Task to carry out> Which lines in the records below contain the word "name"? Return each of them.

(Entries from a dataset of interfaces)
- - -
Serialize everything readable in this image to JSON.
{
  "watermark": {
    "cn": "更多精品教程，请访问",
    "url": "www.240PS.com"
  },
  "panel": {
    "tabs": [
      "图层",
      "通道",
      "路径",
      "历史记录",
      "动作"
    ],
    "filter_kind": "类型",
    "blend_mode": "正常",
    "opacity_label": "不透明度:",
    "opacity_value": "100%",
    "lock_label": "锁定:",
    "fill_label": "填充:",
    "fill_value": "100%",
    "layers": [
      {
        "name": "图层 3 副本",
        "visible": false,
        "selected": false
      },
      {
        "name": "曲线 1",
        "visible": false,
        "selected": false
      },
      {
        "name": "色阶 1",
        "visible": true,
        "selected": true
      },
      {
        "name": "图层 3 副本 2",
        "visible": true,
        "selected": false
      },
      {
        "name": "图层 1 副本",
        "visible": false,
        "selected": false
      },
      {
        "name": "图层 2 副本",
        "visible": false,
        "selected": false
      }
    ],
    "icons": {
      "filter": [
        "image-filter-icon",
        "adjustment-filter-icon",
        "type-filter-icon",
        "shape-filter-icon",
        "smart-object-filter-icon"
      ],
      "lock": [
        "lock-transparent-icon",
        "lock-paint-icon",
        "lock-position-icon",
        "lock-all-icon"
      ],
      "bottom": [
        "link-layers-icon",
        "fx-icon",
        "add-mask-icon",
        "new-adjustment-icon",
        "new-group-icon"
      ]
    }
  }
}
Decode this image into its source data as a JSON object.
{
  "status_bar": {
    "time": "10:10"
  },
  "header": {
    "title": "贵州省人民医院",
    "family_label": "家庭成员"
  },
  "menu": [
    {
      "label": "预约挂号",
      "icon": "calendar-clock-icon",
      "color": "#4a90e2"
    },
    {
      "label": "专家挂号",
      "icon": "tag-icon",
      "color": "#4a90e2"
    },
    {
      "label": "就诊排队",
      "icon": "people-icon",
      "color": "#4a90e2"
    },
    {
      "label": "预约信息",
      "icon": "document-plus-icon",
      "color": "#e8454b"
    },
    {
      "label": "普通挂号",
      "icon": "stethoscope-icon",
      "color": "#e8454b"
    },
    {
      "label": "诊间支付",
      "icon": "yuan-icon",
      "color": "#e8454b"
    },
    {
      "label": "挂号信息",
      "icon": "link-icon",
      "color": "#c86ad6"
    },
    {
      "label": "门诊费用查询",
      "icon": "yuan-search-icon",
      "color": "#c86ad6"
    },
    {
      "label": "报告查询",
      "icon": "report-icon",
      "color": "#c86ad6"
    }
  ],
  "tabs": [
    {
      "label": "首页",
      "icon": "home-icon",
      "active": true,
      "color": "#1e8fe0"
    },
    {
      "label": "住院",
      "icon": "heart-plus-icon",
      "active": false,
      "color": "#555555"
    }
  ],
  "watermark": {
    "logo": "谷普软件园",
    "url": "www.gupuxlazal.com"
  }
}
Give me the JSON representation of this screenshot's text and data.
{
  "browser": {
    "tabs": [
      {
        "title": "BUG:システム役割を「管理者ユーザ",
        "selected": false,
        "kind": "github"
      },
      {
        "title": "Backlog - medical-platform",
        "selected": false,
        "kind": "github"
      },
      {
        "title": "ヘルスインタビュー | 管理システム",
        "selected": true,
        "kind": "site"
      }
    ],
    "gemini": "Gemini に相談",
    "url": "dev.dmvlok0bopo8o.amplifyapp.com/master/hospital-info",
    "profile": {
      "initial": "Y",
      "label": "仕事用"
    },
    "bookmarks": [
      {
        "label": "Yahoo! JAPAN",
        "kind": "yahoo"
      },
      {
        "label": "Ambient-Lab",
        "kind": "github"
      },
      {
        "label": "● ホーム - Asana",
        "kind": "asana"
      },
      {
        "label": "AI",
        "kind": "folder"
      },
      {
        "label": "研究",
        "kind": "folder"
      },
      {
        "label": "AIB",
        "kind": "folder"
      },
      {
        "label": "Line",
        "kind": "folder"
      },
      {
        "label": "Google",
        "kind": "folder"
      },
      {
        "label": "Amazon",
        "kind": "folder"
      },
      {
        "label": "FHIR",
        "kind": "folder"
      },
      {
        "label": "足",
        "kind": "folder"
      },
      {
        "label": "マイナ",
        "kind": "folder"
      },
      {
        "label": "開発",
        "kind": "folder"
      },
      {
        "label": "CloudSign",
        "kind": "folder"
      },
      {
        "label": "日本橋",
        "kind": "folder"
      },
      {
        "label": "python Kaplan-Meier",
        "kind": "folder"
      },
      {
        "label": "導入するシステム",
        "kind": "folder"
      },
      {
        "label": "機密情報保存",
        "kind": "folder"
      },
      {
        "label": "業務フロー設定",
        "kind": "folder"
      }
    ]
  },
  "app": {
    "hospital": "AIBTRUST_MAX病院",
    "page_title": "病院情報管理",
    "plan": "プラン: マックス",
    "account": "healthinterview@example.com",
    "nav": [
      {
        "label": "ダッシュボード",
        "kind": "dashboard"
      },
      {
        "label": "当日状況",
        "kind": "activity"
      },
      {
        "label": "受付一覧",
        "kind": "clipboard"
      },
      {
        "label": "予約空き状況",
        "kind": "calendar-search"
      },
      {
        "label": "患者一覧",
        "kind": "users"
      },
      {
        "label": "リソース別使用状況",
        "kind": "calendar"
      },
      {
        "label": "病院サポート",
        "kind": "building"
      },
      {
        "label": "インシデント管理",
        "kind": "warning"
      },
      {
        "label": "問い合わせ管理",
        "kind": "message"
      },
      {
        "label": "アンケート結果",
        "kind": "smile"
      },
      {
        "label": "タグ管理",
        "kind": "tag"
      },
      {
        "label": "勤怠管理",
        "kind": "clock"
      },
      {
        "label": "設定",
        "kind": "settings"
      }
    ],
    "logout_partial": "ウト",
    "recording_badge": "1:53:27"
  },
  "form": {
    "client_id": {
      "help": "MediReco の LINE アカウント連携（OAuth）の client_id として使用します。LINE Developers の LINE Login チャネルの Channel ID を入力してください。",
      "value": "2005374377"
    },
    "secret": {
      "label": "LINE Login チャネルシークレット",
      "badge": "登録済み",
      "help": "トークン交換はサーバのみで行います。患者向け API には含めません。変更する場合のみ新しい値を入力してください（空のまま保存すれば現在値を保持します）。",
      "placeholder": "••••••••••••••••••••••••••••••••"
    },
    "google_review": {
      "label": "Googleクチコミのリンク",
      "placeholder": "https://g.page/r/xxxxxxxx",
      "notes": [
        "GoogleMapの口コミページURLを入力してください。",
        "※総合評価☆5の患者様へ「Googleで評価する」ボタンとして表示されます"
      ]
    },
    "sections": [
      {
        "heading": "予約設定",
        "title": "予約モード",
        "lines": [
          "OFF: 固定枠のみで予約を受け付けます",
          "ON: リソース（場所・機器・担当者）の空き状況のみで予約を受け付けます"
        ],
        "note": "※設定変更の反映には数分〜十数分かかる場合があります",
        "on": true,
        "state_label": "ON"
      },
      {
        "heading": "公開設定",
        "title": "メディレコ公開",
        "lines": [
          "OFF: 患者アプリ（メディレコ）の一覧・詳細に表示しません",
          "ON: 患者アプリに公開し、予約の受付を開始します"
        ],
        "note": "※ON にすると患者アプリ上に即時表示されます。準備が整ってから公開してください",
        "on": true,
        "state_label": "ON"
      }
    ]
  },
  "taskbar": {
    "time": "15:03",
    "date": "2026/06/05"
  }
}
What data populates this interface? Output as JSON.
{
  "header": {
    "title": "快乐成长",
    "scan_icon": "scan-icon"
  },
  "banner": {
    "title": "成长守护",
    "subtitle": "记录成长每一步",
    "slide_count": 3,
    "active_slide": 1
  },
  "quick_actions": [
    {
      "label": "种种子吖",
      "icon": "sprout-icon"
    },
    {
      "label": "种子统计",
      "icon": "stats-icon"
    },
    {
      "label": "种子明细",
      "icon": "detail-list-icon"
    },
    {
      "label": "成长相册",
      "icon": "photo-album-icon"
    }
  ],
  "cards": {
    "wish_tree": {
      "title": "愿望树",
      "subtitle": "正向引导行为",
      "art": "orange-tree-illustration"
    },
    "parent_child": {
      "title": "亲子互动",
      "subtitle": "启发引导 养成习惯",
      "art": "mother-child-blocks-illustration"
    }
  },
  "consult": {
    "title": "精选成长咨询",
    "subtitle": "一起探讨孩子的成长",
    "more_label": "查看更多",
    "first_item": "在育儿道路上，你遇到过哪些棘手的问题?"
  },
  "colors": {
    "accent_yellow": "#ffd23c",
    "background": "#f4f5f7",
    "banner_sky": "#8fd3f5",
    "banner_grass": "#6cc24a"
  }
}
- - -
Your solution>
        "name": "图层 3 副本",
        "name": "曲线 1",
        "name": "色阶 1",
        "name": "图层 3 副本 2",
        "name": "图层 1 副本",
        "name": "图层 2 副本",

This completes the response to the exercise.